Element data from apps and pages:

+++

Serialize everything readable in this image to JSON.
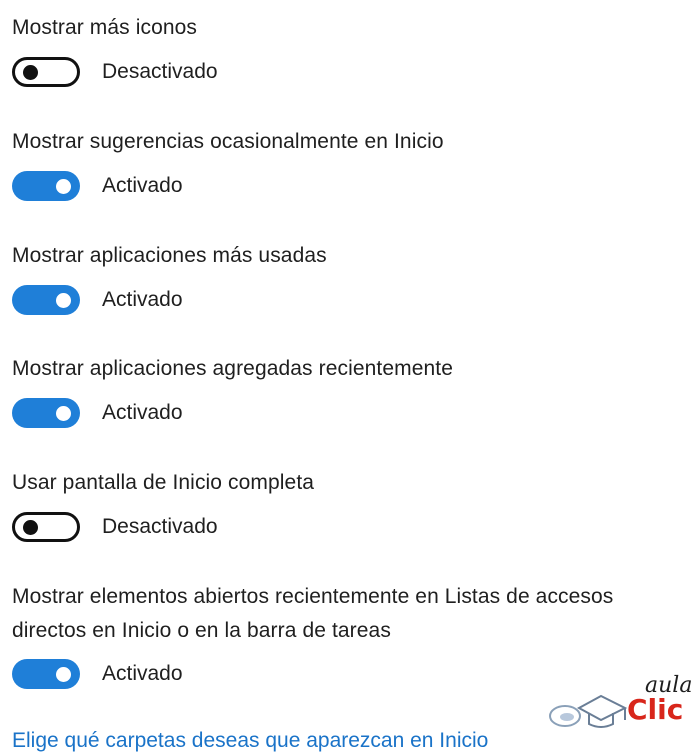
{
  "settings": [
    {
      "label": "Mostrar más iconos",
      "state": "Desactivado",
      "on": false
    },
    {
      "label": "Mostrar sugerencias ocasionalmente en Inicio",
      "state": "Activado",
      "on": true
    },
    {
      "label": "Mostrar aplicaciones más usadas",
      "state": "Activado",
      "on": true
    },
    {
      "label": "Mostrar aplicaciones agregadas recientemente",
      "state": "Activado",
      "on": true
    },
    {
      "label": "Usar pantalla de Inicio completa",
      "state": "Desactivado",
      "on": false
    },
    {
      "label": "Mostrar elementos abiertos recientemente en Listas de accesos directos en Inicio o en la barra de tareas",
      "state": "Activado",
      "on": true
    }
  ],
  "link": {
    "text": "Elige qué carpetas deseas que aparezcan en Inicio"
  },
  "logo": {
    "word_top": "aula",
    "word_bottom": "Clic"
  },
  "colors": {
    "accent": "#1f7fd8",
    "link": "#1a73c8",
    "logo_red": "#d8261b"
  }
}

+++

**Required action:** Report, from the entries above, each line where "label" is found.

**Your response:**
      "label": "Mostrar más iconos",
      "label": "Mostrar sugerencias ocasionalmente en Inicio",
      "label": "Mostrar aplicaciones más usadas",
      "label": "Mostrar aplicaciones agregadas recientemente",
      "label": "Usar pantalla de Inicio completa",
      "label": "Mostrar elementos abiertos recientemente en Listas de accesos directos en Inicio o en la barra de tareas",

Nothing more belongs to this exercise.